Karen, Winnipeg

Karen Nobiss’ laundry gig at NorWest Co-op Community Food Centre started simply enough. 
“I noticed that staff didn’t have time to deal with washing all the tablecloths and aprons and other stuff every day, so I volunteered to do it,” the 66-year-old Winnipegger explains.
 
Soon she was going to the centre—which is conveniently connected to her seniors’ residence—every morning. That was three and a half years ago. “I turn on the laundry and put the coffee on, so when staff get there it’s ready. Then I help around the centre doing whatever needs doing. I call it ‘getting my exercise.’”

Karen has to be a bit cautious because of her osteoarthritis, but she’s also glad to pull weeds in the garden or get a call to help out in the large commercial kitchen if they’re short on volunteers for Thursday night suppers. The working space, with its 17-foot island, looks out into the bright, open dining area with a view toward the centre’s lush communal garden and community bake oven. “Sometimes it can get a little loud in there during meals, but the centre feels like home to me,” she explains. 

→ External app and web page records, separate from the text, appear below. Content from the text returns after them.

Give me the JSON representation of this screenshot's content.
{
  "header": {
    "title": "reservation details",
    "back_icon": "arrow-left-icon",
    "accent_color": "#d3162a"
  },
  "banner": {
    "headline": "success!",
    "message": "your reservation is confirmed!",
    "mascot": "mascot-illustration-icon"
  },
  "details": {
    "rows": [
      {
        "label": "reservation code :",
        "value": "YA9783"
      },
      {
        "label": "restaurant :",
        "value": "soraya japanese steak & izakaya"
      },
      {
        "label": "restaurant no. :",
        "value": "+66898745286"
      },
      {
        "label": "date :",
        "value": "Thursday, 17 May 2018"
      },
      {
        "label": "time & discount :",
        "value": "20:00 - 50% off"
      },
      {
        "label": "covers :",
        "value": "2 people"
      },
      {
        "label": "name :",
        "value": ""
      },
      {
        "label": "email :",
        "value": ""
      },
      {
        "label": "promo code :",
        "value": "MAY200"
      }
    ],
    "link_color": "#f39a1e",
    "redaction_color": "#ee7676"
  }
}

“I would go stir crazy if I had to be stuck in my little suite 24-7,” she says. “I wish I’d known how much I like volunteering 30 years ago! It brings something out in a person. A side of you that you don’t think you have.”
 
Like many other seniors, Karen especially likes talking to the youth who participate in NorWest programs. “We have a snack and coffee, share stories, laugh and joke. The younger people ask me about my life and I tell them how the city has changed. They’re kind of in awe when I say there used to be trolleys instead of buses on the roads and lots of theatres on Main Street.”

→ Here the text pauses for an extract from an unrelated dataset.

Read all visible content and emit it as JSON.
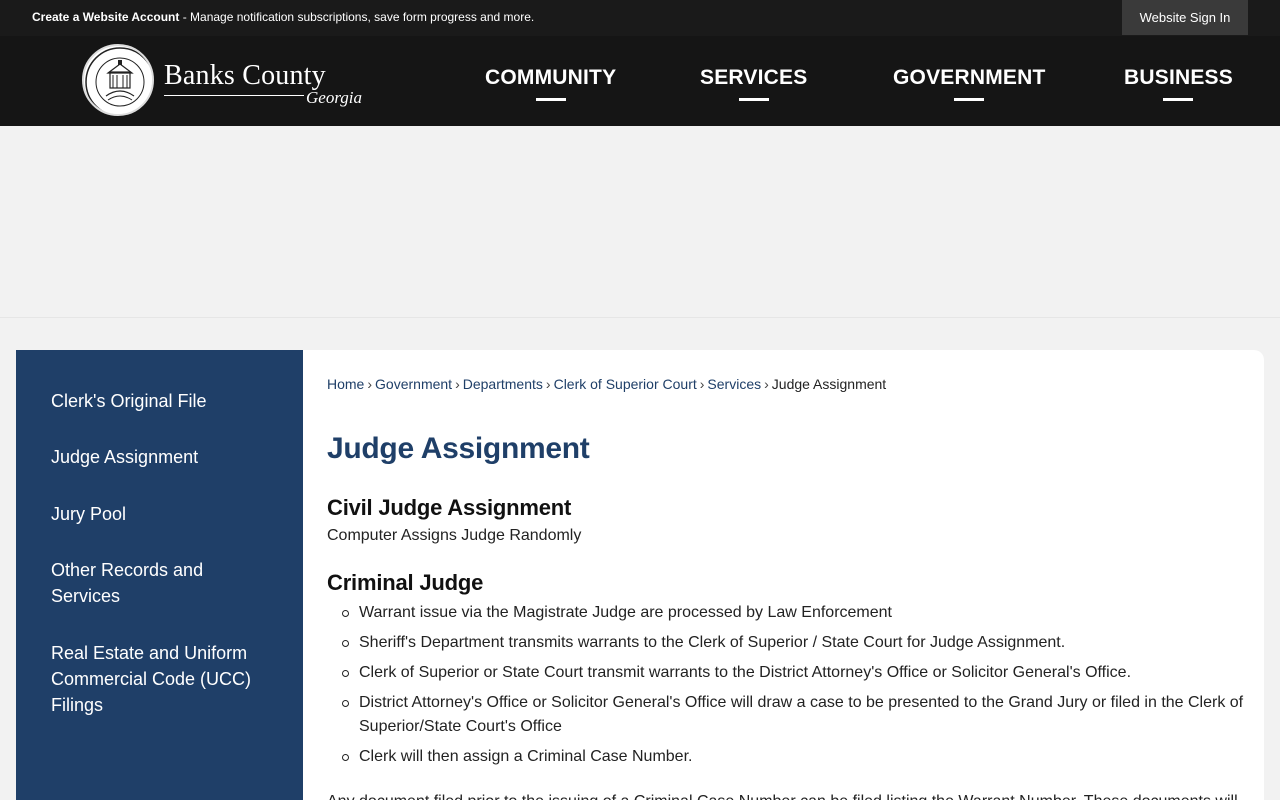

Knowing how much she’s benefited from spending time at the Community Food Centre, Karen is eager for other seniors to participate in its programs. Staff are currently working on a new initiative that will include group outings to places like a farm outside the city. But true to form, Karen also has some (deceptively simple!) ideas of her own. 

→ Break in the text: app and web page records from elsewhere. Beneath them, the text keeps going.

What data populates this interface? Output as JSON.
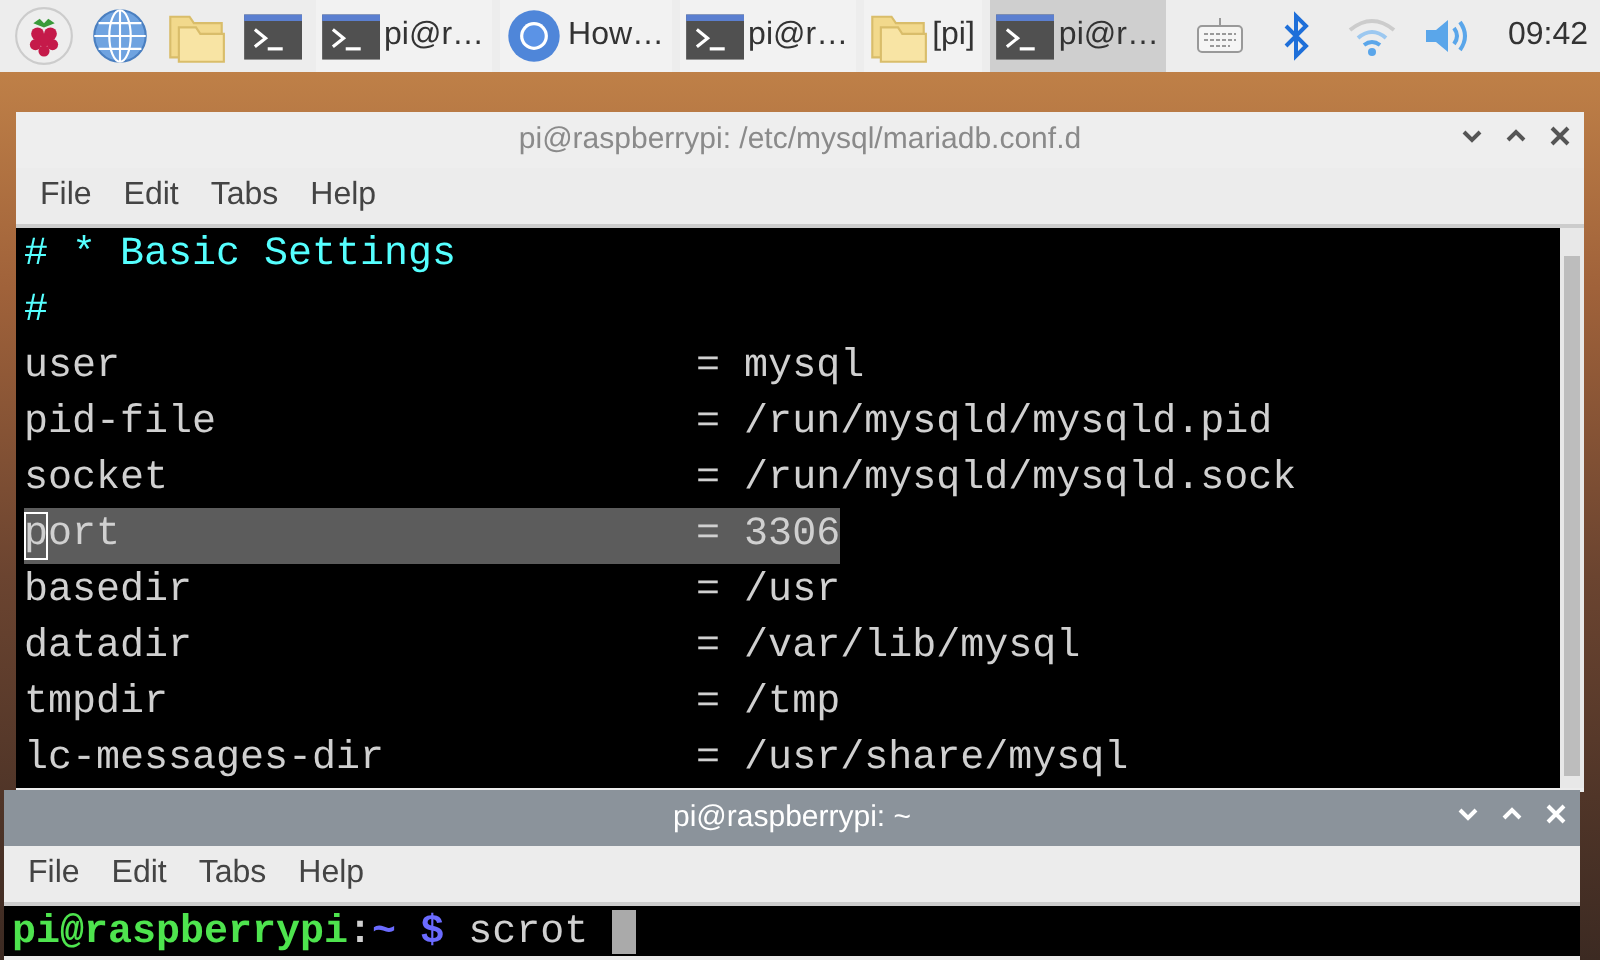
{
  "taskbar": {
    "launchers": [
      {
        "kind": "raspberry"
      },
      {
        "kind": "globe"
      },
      {
        "kind": "folder"
      },
      {
        "kind": "terminal"
      }
    ],
    "tasks": [
      {
        "kind": "terminal",
        "label": "pi@r…",
        "selected": false
      },
      {
        "kind": "chromium",
        "label": "How…",
        "selected": false
      },
      {
        "kind": "terminal",
        "label": "pi@r…",
        "selected": false
      },
      {
        "kind": "folder",
        "label": "[pi]",
        "selected": false
      },
      {
        "kind": "terminal",
        "label": "pi@r…",
        "selected": true
      }
    ],
    "tray": [
      {
        "kind": "keyboard"
      },
      {
        "kind": "bluetooth"
      },
      {
        "kind": "wifi"
      },
      {
        "kind": "volume"
      }
    ],
    "clock": "09:42"
  },
  "windows": [
    {
      "title": "pi@raspberrypi: /etc/mysql/mariadb.conf.d",
      "focused": false,
      "menu": [
        "File",
        "Edit",
        "Tabs",
        "Help"
      ],
      "lines": [
        {
          "kind": "comment",
          "text": "# * Basic Settings",
          "selected": false,
          "cursor": false
        },
        {
          "kind": "comment",
          "text": "#",
          "selected": false,
          "cursor": false
        },
        {
          "kind": "setting",
          "text": "user                        = mysql",
          "selected": false,
          "cursor": false
        },
        {
          "kind": "setting",
          "text": "pid-file                    = /run/mysqld/mysqld.pid",
          "selected": false,
          "cursor": false
        },
        {
          "kind": "setting",
          "text": "socket                      = /run/mysqld/mysqld.sock",
          "selected": false,
          "cursor": false
        },
        {
          "kind": "setting",
          "text": "port                        = 3306",
          "selected": true,
          "cursor": true
        },
        {
          "kind": "setting",
          "text": "basedir                     = /usr",
          "selected": false,
          "cursor": false
        },
        {
          "kind": "setting",
          "text": "datadir                     = /var/lib/mysql",
          "selected": false,
          "cursor": false
        },
        {
          "kind": "setting",
          "text": "tmpdir                      = /tmp",
          "selected": false,
          "cursor": false
        },
        {
          "kind": "setting",
          "text": "lc-messages-dir             = /usr/share/mysql",
          "selected": false,
          "cursor": false
        }
      ]
    },
    {
      "title": "pi@raspberrypi: ~",
      "focused": true,
      "menu": [
        "File",
        "Edit",
        "Tabs",
        "Help"
      ],
      "prompt": {
        "user_host": "pi@raspberrypi",
        "separator": ":",
        "path": "~",
        "symbol": "$",
        "command": "scrot"
      }
    }
  ]
}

“I was remembering recently how I used to do embroidery when I was younger. I’m thinking I’ll buy a kit and bring it with me when I go to the centre. We can have a coffee and a snack. Maybe some of the other seniors at the centre will want to join me.”